Prof. Ataman graduated from the Faculty of Political Science in the Department of International Relations at Ankara University. Ataman earned his MA at Central Oklahoma University, and PhD at University of Kentucky between 1996 and 1999. He worked as an RA and a faculty member afterwards in the Department of International Relations at Abant İzzet Baysal University from 1993 until 2014. Ataman is currently a faculty member at the Faculty of Political Science in the Department of International Relations at Social Sciences University of Ankara. Prof. Ataman worked at SETA for three years as a part-time researcher in Foreign Policy Research Department. Currently, he serves as SETA's Director of Foreign Policy Studies and conducts academic research on Turkish foreign policy, the Middle East politics and the Gulf politics.

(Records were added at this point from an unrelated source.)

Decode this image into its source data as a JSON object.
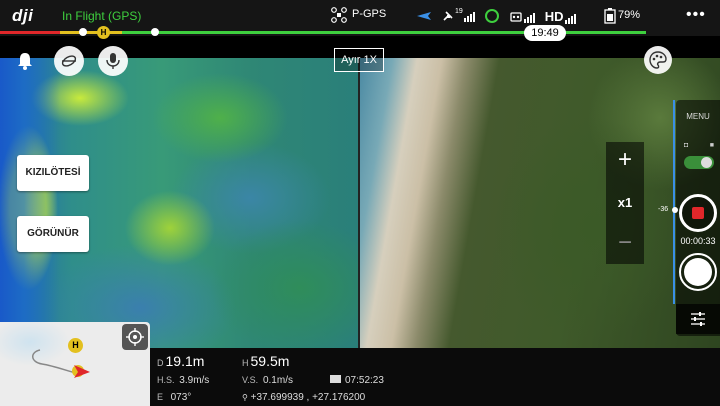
{
  "app": {
    "logo": "dji"
  },
  "status_bar": {
    "flight_status": "In Flight (GPS)",
    "positioning": "P-GPS",
    "gps_sats": "19",
    "video_link": "HD",
    "battery": "79%",
    "more_icon": "more-dots-icon"
  },
  "timeline": {
    "home_marker": "H",
    "remaining_time": "19:49"
  },
  "toolbar": {
    "lens_label": "Ayır 1X"
  },
  "left_buttons": {
    "infrared": "KIZILÖTESİ",
    "visible": "GÖRÜNÜR"
  },
  "zoom": {
    "plus": "+",
    "level": "x1",
    "minus": "−"
  },
  "right_panel": {
    "menu": "MENU",
    "ev_value": "-36",
    "record_time": "00:00:33"
  },
  "map": {
    "home_marker": "H"
  },
  "telemetry": {
    "distance_label": "D",
    "distance": "19.1m",
    "height_label": "H",
    "height": "59.5m",
    "hs_label": "H.S.",
    "hs": "3.9m/s",
    "vs_label": "V.S.",
    "vs": "0.1m/s",
    "flight_time": "07:52:23",
    "heading_label": "E",
    "heading": "073°",
    "coordinates": "+37.699939 , +27.176200"
  },
  "colors": {
    "accent_green": "#3ecf3e",
    "record_red": "#e0272a",
    "home_yellow": "#e3c01f",
    "ev_blue": "#3a8fe6"
  }
}
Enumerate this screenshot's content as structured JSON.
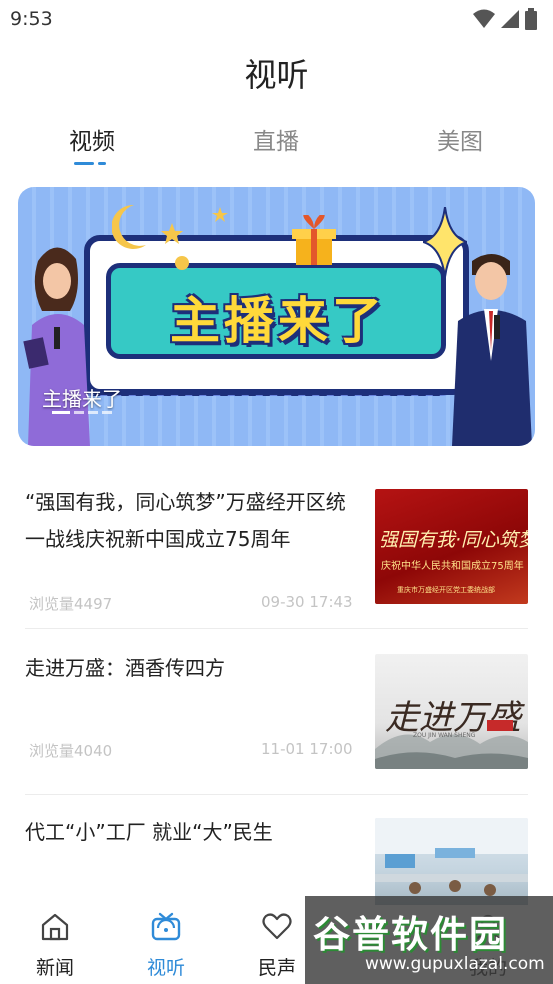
{
  "status_bar": {
    "time": "9:53",
    "icons": [
      "wifi-icon",
      "signal-icon",
      "battery-icon"
    ]
  },
  "header": {
    "title": "视听"
  },
  "tabs": [
    {
      "label": "视频",
      "active": true
    },
    {
      "label": "直播",
      "active": false
    },
    {
      "label": "美图",
      "active": false
    }
  ],
  "banner": {
    "headline": "主播来了",
    "caption": "主播来了",
    "slide_count": 4,
    "active_slide": 1
  },
  "news": [
    {
      "title": "“强国有我，同心筑梦”万盛经开区统一战线庆祝新中国成立75周年",
      "views": "浏览量4497",
      "time": "09-30 17:43",
      "thumb": {
        "line1": "强国有我·同心筑梦",
        "line2": "庆祝中华人民共和国成立75周年",
        "line3": "重庆市万盛经开区党工委统战部"
      }
    },
    {
      "title": "走进万盛：酒香传四方",
      "views": "浏览量4040",
      "time": "11-01 17:00",
      "thumb": {
        "line1": "走进万盛",
        "line2": "ZOU JIN WAN SHENG"
      }
    },
    {
      "title": "代工“小”工厂 就业“大”民生",
      "views": "",
      "time": ""
    }
  ],
  "tabbar": [
    {
      "label": "新闻",
      "icon": "home-icon",
      "active": false
    },
    {
      "label": "视听",
      "icon": "tv-icon",
      "active": true
    },
    {
      "label": "民声",
      "icon": "heart-icon",
      "active": false
    },
    {
      "label": "我的",
      "icon": "user-icon",
      "active": false
    }
  ],
  "watermark": {
    "logo": "谷普软件园",
    "url": "www.gupuxlazal.com"
  },
  "colors": {
    "accent": "#2f8bd8",
    "banner_bg": "#8fb8f5",
    "muted_text": "#c4c4c4"
  }
}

Ataman is also the Editor-in-Chief of Insight Turkey, a journal published by SETA Foundation.
The United States is holding an international conference – in reality an economic workshop – in Bahrain on June 25-26 to launch the Middle East peace plan by encouraging investment and economic promises in the Palestinian territory.

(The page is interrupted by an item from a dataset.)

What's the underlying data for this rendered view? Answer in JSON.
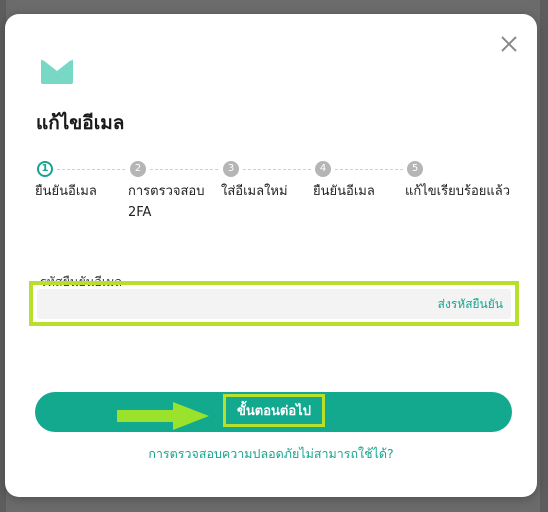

Mohammed Morsi, the first and only democratically elected president of Egypt, passed away on June 17. He was unable to resist the suppression of the Abdel-Fattah el-Sissi regime and suffered a heart attack during his defense in court. Everybody knows that he was isolated in jail, only able to see his family a few times over the past six years. Many observers claim that he was poisoned and that it had killed him gradually. These claims are yet to be confirmed; however, we all know that his death was not natural. The el-Sissi regime killed him, directly or indirectly.

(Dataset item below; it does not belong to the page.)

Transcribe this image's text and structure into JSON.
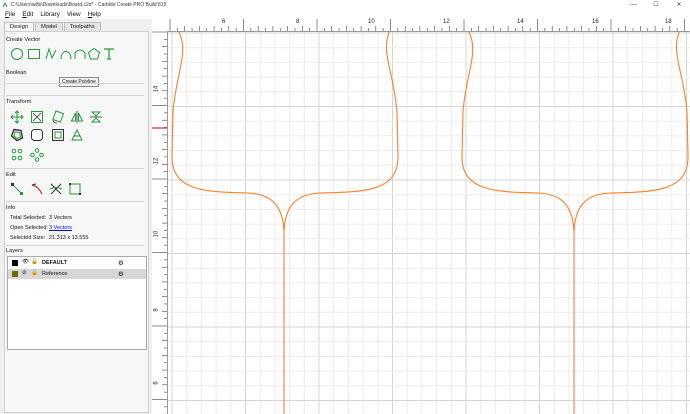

U.S. governments have been questioning the contribution of the NATO alliance for the last two decades. Although the U.S. pioneered the enlargement of the alliance, it mostly prefers to act unilaterally in its security policy, which creates problems for NATO.